Advice for Personal Statement
Firstly, I would caution against reading too many examples of personal statements. I made this mistake and my advisor noted that I was being influenced by other people's stories, narratives, and writing styles. I believe you can start by reading perhaps ~3 examples, but beyond that, focus on crafting your own narrative and developing your own writing style. The purpose of a personal statement is to express your unique story, background, and interests. It is meant to reveal who you are at your core.
My second piece of advice is to start as early as possible. It's a demanding process that requires deep self-awareness. You'll need to understand your interests and articulate your story in a meaningful way. Expect numerous attempts, drafts, and revisions before settling on a version that you like.
Lastly, I highly recommend the resources provided by the College Essay Guy, who is truly a guru in this field. I did many of his brainstorming activities that can help you delve into your own experiences and stories.
Turn dreams into goals
I know that attending a top college is a dream for many, but I think it's better to see it as a goal.

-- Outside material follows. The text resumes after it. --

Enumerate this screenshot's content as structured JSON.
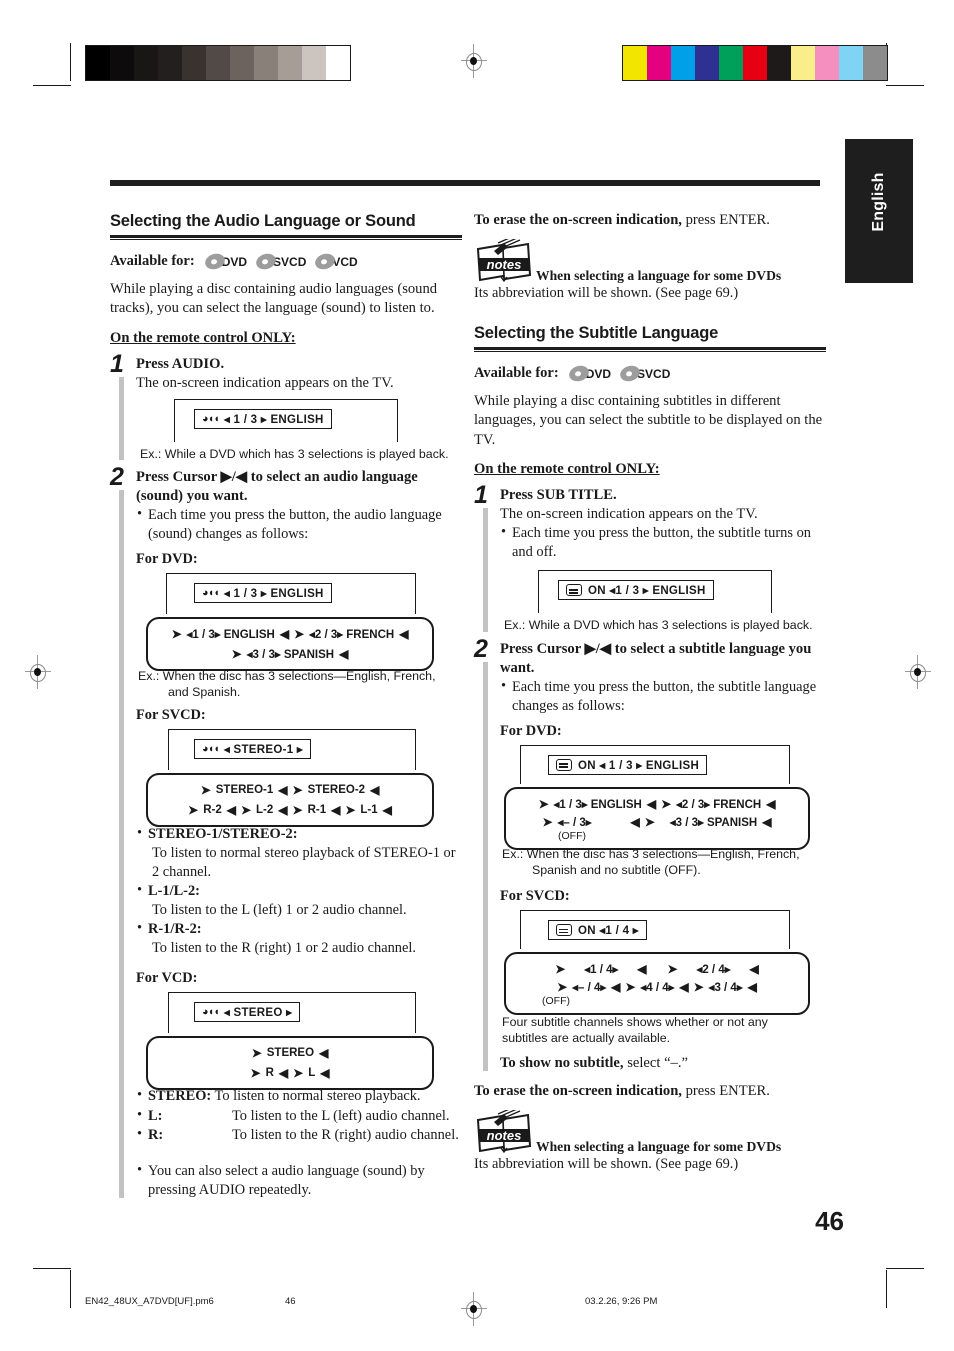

This change in thinking helps you make a better plan, including setting clear success metrics.
With this outlook, applying for college becomes easier because you're not just doing things to improve your application; instead, you're following your passions and dreams. Having a purpose makes everything simpler, from writing about your interests to understanding your role in the world and what you aspire to be.
8 months ago
Thank you! Answering your question, Stanford offers two possibilities: Restrictive Early Action (Deadline on November 1st) and Regular Decision (Deadline on January 5th). I do not believe that there is a better time to apply. Each one of the options has its own benefits, it is really up to what is best and more strategic for your application. I would say that if you already have a strong profile as a junior or rising senior and Stanford is your first choice, go for Early Action! But if you feel you can improve your application, Regular Decision would be a better option since you would have more time.
8 months ago
Congratulations! I wanted to ask what extracurricular activities could I do to improve my profile? I feel that the ones I do would not be very striking in this case, the only thing that would stand out would be that I´m captain of the volleyball team, and even so, I think is not something so striking.